I’m such a fan of Swiss-born, Québécoise filmmaker Léa Pool’s autobiographical Set Me Free (Emporte-moi, 1999) that I don’t know what to make of her Lost and Delirious. A boarding-school melodrama of a freshman girl’s coming-of-age and a senior’s disintegration after her first love affair goes south, the film vastly alters plot details of Susan Swan’s autobiographical novel The Wives of Bath, in addition to updating it from the early sixties to the present. Her father and girlfriend/stepmother have deposited quiet Mouse there, orphaning her further after her mother’s death; her roommates, it turns out, are lovers. Mouse’s gradual acceptance of their lesbianism is part of her emotional growth (some of which is recorded in voiceover), but Paulie’s breakdown after Tori dumps her for a boy is so garishly painted that Mouse’s interior drama, and along with it her status as protagonist, gets lost in the emotional chaos. It also doesn’t help that Mischa Barton, who plays Mouse, is an incompetent actress.
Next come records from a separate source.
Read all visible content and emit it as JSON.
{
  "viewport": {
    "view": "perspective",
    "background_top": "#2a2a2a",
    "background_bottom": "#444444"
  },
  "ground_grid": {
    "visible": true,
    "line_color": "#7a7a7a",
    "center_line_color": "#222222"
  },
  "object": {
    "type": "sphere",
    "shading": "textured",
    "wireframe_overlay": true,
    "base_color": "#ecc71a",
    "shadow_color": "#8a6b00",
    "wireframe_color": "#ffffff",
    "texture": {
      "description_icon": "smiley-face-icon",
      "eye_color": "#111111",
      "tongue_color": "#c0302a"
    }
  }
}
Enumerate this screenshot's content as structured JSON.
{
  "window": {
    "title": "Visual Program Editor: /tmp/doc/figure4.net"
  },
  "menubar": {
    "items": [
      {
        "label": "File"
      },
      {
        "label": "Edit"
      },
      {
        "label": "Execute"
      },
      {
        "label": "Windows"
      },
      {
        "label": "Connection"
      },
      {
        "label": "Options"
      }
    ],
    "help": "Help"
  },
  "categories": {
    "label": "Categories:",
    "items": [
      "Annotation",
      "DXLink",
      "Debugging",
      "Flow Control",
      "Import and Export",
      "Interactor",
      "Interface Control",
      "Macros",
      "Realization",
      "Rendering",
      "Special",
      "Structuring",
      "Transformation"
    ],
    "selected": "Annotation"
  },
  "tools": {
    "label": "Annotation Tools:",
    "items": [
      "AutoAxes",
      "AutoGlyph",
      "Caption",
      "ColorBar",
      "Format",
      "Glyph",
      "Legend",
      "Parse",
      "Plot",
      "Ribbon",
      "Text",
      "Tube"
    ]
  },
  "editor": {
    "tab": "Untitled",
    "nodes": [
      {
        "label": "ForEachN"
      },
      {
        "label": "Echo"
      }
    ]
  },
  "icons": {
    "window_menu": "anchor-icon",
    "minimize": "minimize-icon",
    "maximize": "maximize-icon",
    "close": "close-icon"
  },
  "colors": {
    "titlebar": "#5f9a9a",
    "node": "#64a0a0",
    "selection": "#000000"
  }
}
Angelina Jolie-lookalike Piper Perabo takes over with her hysterical stridency—even before the breakup with Tori—as Paulie. The film’s schematic quality, culminating in a suicidal flight of freedom off a roof, revolves around her pushy, one-dimensional characterization. Perabo is nowhere near as convincing as Liza Minnelli as Pookie in The Sterile Cuckoo (Alan J. Pakula, 1969).
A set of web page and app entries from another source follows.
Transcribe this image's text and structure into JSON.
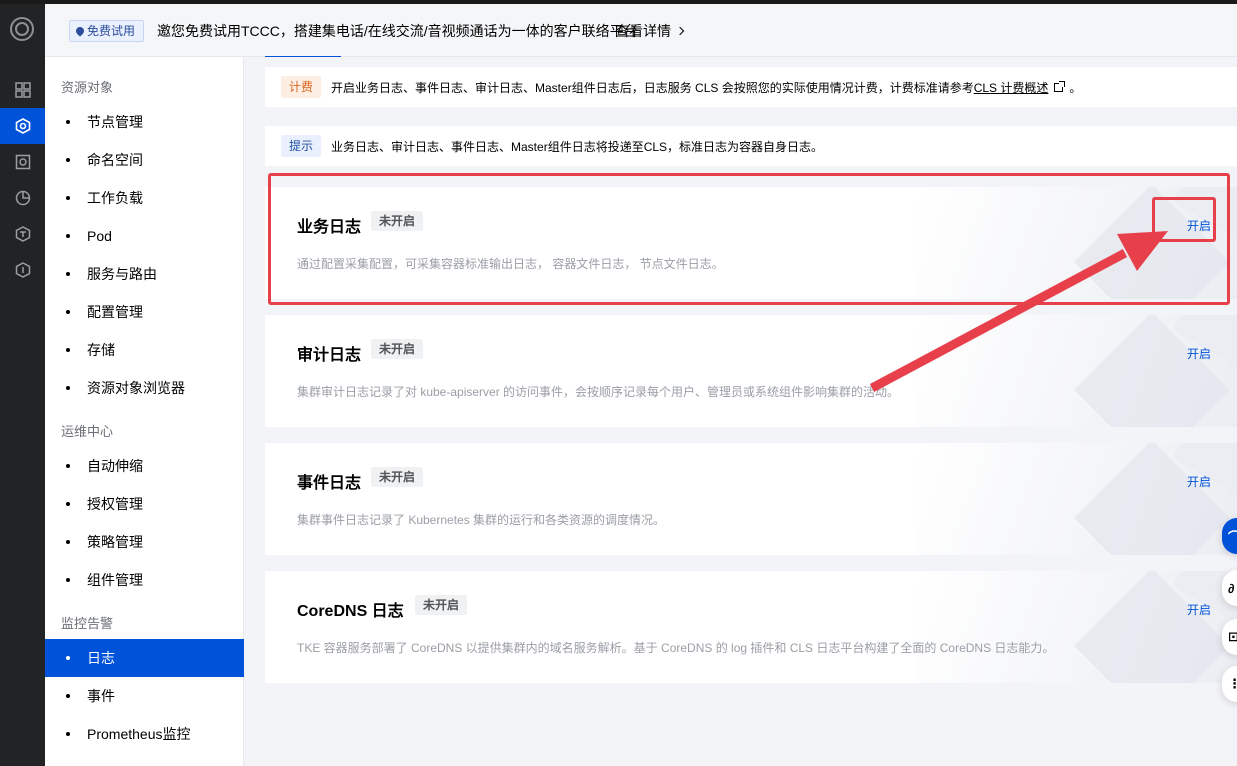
{
  "banner": {
    "badge": "免费试用",
    "text": "邀您免费试用TCCC，搭建集电话/在线交流/音视频通话为一体的客户联络平台",
    "link": "查看详情"
  },
  "rail": {
    "items": [
      {
        "icon": "grid-icon"
      },
      {
        "icon": "container-icon",
        "active": true
      },
      {
        "icon": "square-target-icon"
      },
      {
        "icon": "pie-chart-icon"
      },
      {
        "icon": "cube-icon"
      },
      {
        "icon": "hexagon-info-icon"
      }
    ]
  },
  "sidebar": {
    "groups": [
      {
        "title": "资源对象",
        "items": [
          "节点管理",
          "命名空间",
          "工作负载",
          "Pod",
          "服务与路由",
          "配置管理",
          "存储",
          "资源对象浏览器"
        ]
      },
      {
        "title": "运维中心",
        "items": [
          "自动伸缩",
          "授权管理",
          "策略管理",
          "组件管理"
        ]
      },
      {
        "title": "监控告警",
        "items": [
          "日志",
          "事件",
          "Prometheus监控"
        ]
      }
    ],
    "active_item": "日志"
  },
  "notices": {
    "billing": {
      "tag": "计费",
      "text": "开启业务日志、事件日志、审计日志、Master组件日志后，日志服务 CLS 会按照您的实际使用情况计费，计费标准请参考",
      "link": "CLS 计费概述",
      "suffix": "。"
    },
    "tip": {
      "tag": "提示",
      "text": "业务日志、审计日志、事件日志、Master组件日志将投递至CLS，标准日志为容器自身日志。"
    }
  },
  "cards": [
    {
      "title": "业务日志",
      "status": "未开启",
      "desc": "通过配置采集配置，可采集容器标准输出日志， 容器文件日志， 节点文件日志。",
      "action": "开启"
    },
    {
      "title": "审计日志",
      "status": "未开启",
      "desc": "集群审计日志记录了对 kube-apiserver 的访问事件，会按顺序记录每个用户、管理员或系统组件影响集群的活动。",
      "action": "开启"
    },
    {
      "title": "事件日志",
      "status": "未开启",
      "desc": "集群事件日志记录了 Kubernetes 集群的运行和各类资源的调度情况。",
      "action": "开启"
    },
    {
      "title": "CoreDNS 日志",
      "status": "未开启",
      "desc": "TKE 容器服务部署了 CoreDNS 以提供集群内的域名服务解析。基于 CoreDNS 的 log 插件和 CLS 日志平台构建了全面的 CoreDNS 日志能力。",
      "action": "开启"
    }
  ],
  "colors": {
    "accent": "#0052d9",
    "highlight": "#e8404a",
    "billing_tag": "#d9641c"
  }
}
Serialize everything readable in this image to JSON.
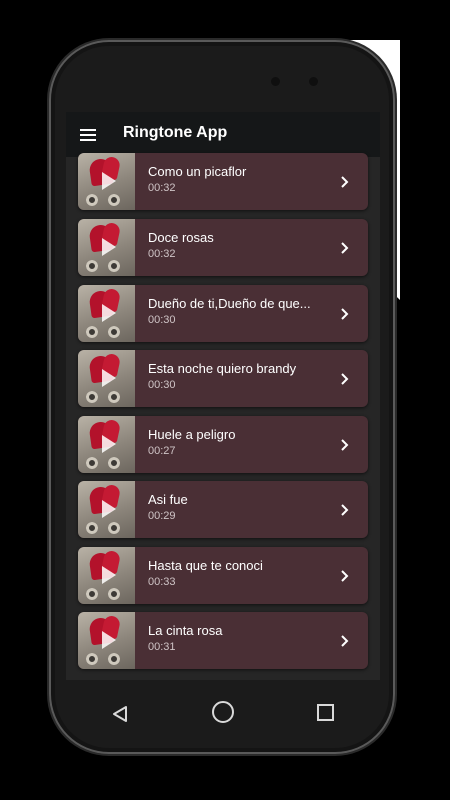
{
  "app": {
    "title": "Ringtone App"
  },
  "colors": {
    "appbar": "#151718",
    "card": "#4a2f35",
    "screen_bg": "#262626",
    "text": "#ffffff"
  },
  "icons": {
    "menu": "hamburger-menu-icon",
    "chevron": "chevron-right-icon",
    "play": "play-icon"
  },
  "songs": [
    {
      "title": "Como un picaflor",
      "duration": "00:32"
    },
    {
      "title": "Doce rosas",
      "duration": "00:32"
    },
    {
      "title": "Dueño de ti,Dueño de que...",
      "duration": "00:30"
    },
    {
      "title": "Esta noche quiero brandy",
      "duration": "00:30"
    },
    {
      "title": "Huele a peligro",
      "duration": "00:27"
    },
    {
      "title": "Asi fue",
      "duration": "00:29"
    },
    {
      "title": "Hasta que te conoci",
      "duration": "00:33"
    },
    {
      "title": "La cinta rosa",
      "duration": "00:31"
    }
  ],
  "navbar": {
    "back": "back-triangle-icon",
    "home": "home-circle-icon",
    "recents": "recents-square-icon"
  }
}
Paulie develops a relationship with an injured hawk out in the woods, whose recovery becomes a magnet for the care that has nowhere else to go after Tori’s rejection. It is the recovered bird’s flight that we see at the end—a poetical touch, not a poetic one. Symbols and metaphors should enrich a work of art, not reduce it.
Herself a lesbian, Pool pleads her case for tolerance. Alas, her film does little else.
B(U)Y THE BOOK
MY BOOK, A Short Chronology of World Cinema, IS CURRENTLY AVAILABLE FROM THE SANDS FILMS CINEMA CLUB IN LONDON. USING EITHER OF THE LINKS BELOW, ACCESS THE ADVERTISEMENT FOR THIS BOOK, FROM WHICH YOU CAN ORDER ONE OR MORE COPIES OF IT. THANKS.